▶ Work task: What is the number of lines in the entries that contain "object"? Reply with that number only.

Items from an interface collection:
== Segment start ==

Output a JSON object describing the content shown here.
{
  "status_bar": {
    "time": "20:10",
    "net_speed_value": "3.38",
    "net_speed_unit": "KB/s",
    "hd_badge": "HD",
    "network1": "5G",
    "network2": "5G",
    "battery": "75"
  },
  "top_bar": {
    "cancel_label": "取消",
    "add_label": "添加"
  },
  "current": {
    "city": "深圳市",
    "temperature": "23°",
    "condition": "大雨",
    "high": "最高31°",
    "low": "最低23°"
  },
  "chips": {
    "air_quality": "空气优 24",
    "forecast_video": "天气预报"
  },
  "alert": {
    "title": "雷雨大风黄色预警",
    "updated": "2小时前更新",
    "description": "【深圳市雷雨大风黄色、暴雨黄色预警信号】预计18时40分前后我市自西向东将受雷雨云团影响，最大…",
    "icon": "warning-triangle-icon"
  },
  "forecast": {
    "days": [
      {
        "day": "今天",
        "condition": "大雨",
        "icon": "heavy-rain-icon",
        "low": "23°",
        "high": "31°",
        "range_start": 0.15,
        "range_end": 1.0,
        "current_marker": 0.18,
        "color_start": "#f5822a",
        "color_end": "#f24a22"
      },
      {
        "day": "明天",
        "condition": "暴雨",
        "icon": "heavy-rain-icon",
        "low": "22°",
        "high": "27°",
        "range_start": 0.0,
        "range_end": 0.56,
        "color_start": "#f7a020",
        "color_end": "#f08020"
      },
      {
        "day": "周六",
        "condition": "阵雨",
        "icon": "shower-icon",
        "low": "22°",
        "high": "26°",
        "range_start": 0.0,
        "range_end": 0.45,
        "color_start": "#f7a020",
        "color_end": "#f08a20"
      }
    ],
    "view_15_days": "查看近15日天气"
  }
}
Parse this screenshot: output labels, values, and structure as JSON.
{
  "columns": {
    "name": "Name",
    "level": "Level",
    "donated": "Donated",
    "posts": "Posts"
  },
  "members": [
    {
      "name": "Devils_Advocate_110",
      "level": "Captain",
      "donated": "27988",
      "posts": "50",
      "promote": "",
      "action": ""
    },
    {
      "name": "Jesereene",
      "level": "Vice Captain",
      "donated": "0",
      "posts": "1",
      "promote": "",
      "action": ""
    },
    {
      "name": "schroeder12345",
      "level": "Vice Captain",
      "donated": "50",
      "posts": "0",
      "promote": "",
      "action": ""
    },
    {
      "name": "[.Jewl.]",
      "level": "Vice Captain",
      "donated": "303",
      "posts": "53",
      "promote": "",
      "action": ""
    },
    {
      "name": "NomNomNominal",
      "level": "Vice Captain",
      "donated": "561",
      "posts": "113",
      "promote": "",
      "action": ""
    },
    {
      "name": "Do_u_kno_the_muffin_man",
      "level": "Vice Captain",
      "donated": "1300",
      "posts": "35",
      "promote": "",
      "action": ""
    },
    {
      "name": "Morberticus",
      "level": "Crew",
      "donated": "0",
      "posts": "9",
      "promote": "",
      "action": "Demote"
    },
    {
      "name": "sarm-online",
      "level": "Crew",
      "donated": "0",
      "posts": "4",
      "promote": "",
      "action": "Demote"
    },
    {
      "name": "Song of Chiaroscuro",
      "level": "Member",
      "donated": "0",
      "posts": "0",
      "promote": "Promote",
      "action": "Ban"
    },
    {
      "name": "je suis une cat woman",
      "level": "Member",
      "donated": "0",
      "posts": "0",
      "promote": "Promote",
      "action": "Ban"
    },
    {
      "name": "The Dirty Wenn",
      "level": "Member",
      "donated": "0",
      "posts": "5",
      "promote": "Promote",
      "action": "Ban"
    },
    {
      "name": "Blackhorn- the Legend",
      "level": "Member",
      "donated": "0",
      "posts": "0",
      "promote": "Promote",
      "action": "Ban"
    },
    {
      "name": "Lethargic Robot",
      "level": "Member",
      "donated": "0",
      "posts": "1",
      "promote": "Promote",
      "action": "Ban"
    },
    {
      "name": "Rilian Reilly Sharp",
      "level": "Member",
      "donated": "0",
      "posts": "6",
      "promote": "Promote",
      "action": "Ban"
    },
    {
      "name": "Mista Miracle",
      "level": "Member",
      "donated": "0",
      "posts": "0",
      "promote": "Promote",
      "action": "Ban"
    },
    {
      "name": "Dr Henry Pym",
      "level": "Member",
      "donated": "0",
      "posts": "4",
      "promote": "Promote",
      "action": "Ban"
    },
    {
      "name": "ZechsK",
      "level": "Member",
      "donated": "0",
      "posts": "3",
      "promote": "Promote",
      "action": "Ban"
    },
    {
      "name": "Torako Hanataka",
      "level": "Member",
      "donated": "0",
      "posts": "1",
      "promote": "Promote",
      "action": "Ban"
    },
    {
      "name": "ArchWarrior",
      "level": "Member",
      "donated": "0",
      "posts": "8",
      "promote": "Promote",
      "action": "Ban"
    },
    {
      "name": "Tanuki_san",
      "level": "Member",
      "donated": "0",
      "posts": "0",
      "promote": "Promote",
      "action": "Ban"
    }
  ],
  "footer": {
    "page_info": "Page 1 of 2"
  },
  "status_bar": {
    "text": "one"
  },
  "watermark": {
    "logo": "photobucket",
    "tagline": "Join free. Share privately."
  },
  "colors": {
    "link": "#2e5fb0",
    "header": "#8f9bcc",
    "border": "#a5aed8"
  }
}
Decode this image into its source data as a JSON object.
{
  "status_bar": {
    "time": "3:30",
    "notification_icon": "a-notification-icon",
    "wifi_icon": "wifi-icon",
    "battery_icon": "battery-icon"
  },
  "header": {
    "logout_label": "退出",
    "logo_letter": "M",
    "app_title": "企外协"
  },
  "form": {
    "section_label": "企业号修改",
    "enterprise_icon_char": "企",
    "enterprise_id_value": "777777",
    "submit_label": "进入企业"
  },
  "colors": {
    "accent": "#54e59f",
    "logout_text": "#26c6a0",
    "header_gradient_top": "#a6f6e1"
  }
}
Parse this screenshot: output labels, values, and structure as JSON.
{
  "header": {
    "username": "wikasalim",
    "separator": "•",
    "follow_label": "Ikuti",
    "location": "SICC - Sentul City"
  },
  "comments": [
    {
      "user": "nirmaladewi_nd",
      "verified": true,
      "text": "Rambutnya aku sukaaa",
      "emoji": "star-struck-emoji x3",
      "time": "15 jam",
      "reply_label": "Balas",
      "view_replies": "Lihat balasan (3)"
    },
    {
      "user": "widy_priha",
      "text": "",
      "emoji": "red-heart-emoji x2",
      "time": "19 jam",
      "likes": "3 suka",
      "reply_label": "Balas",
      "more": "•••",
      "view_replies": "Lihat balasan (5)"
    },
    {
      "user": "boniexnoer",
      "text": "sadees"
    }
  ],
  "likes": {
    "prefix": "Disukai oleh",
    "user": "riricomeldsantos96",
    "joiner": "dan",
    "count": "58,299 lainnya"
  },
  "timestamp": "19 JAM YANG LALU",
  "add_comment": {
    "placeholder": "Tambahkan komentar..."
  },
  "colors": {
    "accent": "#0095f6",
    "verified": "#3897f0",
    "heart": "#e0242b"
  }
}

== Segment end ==

▶ Answer space: 2